Did you hear that? That was the collective sound of thousands hearts belonging to Mets fans breaking across the five boroughs. Again. This past weekend marked the first Subway Series of the season and, in reliable fashion, the Mets imploded. The team managed to bring lots of hope and promise to its fans on Friday when they won the series opener at Yankee Stadium. But in the bottom of the seventh inning, in the last of the three game series Sunday night, the Yankees scored eight runs and pulled off a 9-3 win. The Yankees had tied the series with a win Saturday and so, the Mets needed a win on Sunday to take the series. Alas, it was not meant to be.
For those of you not in the know (and there’s no shame in that: we’re all here to learn), the Subway Series is a series of Major League Baseball games played between the two New York clubs, the Mets and the Yankees. It is known as interleague play because these are regular season games played between two teams in different leagues (the Mets belonging to the National League and the Yankees belonging to the American League). Games are played at the home fields of either team, which are both accessible by subway.
Fun fact! The first “Subway Series” game was played in 1889 between the New York Giants and the Brooklyn Bridegrooms. The what? They were later known as the Brooklyn Dodgers. Caught up? Good. Moving on… Some may argue that this 19th century game should technically be labeled a “Trolley Series” since the first section of NYC subway system didn’t officially open until 1904. Nevertheless, the 1889 game was the first to pit these two neighboring and heated rivals against one another in what was also the World Championship Series.
Ok. I’m about to start a fight: I’m a Yankees fan. Cue the booing, multiple expletives, and Goliath references. But I respect the Mets. Seriously. This isn’t pandering. They are a New York club and I wholeheartedly support my town.* And I am a gal who thoroughly enjoy the Subway Series. After all, it’s a chance for Mets and Yankees fans to come together in the spirit of athleticism and indulge in some friendly rivalry. It’s a time to throw verbal jabs, hook one’s personal worth onto their teams wins or losses, and to judge a person solely on which New York team they support. Sure, these games do count towards regular season standings but mostly on the line are bragging rights and individual pride. There’s nothing worse than trash talking your friend’s team over beers one evening, only to have yours suffer a crushing defeat soon after. That means you will have to swallow your pride the next day at work. Or you can do the adult thing and just call in sick. Sure, some argue that the Subway Series has gone the way of overkill, but I think it is still a great New York experience. Unless of course the Yankees falter and embarrass me, in which case: the Subway Series is stupid. So stop talking about it! Who cares?! Jeez!

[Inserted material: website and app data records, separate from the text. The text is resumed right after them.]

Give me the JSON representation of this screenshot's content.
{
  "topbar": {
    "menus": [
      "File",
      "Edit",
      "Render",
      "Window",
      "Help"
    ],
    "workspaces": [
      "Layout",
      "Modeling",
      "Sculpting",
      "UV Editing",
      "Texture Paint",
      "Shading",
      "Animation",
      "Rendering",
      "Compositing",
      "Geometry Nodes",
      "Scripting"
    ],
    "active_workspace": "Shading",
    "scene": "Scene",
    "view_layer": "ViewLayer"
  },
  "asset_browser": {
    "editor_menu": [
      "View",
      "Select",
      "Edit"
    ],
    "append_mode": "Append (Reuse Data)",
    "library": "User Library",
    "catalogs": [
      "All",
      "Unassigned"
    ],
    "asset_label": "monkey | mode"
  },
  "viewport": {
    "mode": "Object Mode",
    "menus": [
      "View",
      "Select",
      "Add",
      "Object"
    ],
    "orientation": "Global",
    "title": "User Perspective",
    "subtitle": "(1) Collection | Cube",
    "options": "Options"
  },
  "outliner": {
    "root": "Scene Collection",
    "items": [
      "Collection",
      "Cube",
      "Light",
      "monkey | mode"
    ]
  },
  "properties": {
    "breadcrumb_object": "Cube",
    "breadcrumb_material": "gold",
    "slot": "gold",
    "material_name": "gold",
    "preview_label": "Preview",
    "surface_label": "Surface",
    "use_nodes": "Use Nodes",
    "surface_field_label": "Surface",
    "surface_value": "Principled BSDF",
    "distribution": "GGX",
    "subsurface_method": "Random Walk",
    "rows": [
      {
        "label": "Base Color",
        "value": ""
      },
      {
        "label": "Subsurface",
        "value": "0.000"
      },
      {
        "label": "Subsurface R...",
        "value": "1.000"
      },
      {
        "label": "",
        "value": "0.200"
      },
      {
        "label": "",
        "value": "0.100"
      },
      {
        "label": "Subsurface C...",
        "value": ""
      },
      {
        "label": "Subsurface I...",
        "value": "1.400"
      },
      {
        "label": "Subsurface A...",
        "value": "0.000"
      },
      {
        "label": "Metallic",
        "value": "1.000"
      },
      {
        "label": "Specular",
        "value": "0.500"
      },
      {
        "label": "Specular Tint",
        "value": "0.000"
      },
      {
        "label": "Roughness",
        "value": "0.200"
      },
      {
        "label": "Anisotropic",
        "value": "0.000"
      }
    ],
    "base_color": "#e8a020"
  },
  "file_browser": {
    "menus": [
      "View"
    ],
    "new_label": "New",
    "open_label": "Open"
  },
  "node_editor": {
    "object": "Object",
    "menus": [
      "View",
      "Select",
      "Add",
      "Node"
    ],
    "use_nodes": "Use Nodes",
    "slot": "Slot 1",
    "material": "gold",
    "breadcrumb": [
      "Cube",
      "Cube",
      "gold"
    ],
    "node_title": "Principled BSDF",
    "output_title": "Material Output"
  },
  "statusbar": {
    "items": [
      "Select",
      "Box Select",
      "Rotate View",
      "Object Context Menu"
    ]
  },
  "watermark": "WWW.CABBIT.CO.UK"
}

*Unless, they are playing the Yankees, in which case, they can suck it.